+++ SOURCE MATERIAL

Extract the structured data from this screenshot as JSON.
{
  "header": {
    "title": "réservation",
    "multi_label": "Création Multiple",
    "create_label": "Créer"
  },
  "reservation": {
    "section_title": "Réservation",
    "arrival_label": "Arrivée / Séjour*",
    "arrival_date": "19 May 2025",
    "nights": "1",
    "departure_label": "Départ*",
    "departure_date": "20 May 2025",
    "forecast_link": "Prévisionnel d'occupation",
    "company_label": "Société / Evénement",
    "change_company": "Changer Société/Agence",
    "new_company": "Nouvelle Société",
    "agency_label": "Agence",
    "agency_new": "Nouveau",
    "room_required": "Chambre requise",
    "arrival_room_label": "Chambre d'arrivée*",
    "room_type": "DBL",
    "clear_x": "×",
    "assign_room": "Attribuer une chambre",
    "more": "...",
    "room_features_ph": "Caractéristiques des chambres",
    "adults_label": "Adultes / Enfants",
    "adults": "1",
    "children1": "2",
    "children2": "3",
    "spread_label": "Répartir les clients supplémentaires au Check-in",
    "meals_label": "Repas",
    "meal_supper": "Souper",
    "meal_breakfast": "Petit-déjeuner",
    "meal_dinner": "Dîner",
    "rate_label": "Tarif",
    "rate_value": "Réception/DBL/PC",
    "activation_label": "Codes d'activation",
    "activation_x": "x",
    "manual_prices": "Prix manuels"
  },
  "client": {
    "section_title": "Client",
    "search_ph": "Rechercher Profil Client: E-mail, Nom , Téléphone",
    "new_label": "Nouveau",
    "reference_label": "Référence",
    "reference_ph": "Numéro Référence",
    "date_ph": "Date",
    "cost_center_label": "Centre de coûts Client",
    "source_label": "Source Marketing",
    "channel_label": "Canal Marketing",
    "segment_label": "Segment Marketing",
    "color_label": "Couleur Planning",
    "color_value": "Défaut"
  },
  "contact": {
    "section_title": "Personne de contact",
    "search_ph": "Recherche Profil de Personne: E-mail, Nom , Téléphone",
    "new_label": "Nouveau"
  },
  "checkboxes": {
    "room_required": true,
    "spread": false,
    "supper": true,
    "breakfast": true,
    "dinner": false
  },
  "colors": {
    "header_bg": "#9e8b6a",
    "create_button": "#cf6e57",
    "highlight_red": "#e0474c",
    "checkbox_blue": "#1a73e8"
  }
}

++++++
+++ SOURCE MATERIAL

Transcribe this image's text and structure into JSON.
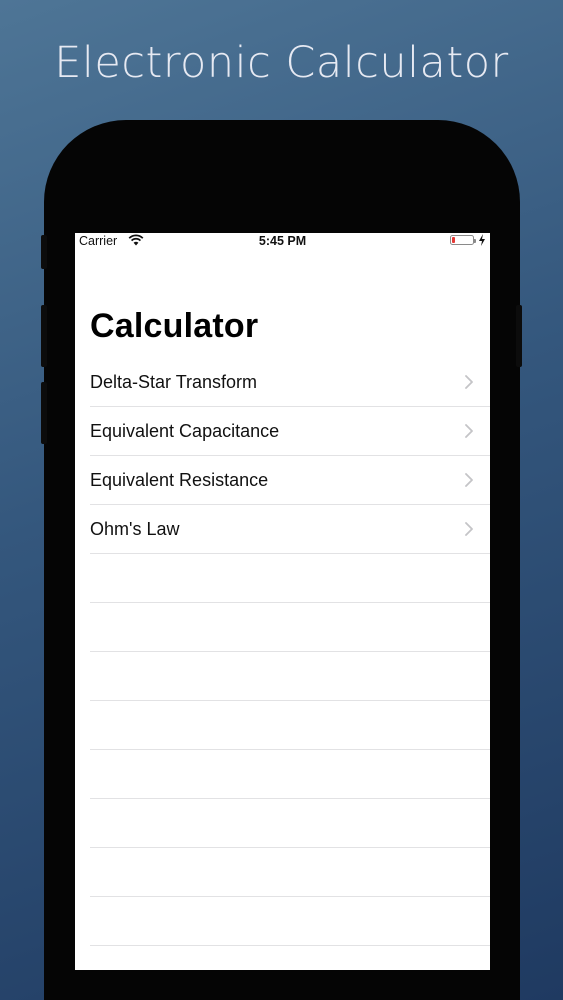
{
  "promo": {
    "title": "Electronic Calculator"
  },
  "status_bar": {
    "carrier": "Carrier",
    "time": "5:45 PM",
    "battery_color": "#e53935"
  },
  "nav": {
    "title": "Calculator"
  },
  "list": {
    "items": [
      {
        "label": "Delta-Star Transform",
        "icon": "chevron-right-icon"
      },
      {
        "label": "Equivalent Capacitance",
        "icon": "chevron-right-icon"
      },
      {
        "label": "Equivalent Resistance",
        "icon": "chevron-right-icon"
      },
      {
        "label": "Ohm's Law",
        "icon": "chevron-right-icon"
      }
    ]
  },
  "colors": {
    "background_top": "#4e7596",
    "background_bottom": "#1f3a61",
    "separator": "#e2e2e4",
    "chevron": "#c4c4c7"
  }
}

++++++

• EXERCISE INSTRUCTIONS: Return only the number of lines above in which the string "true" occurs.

• EXERCISE RESPONSE: 3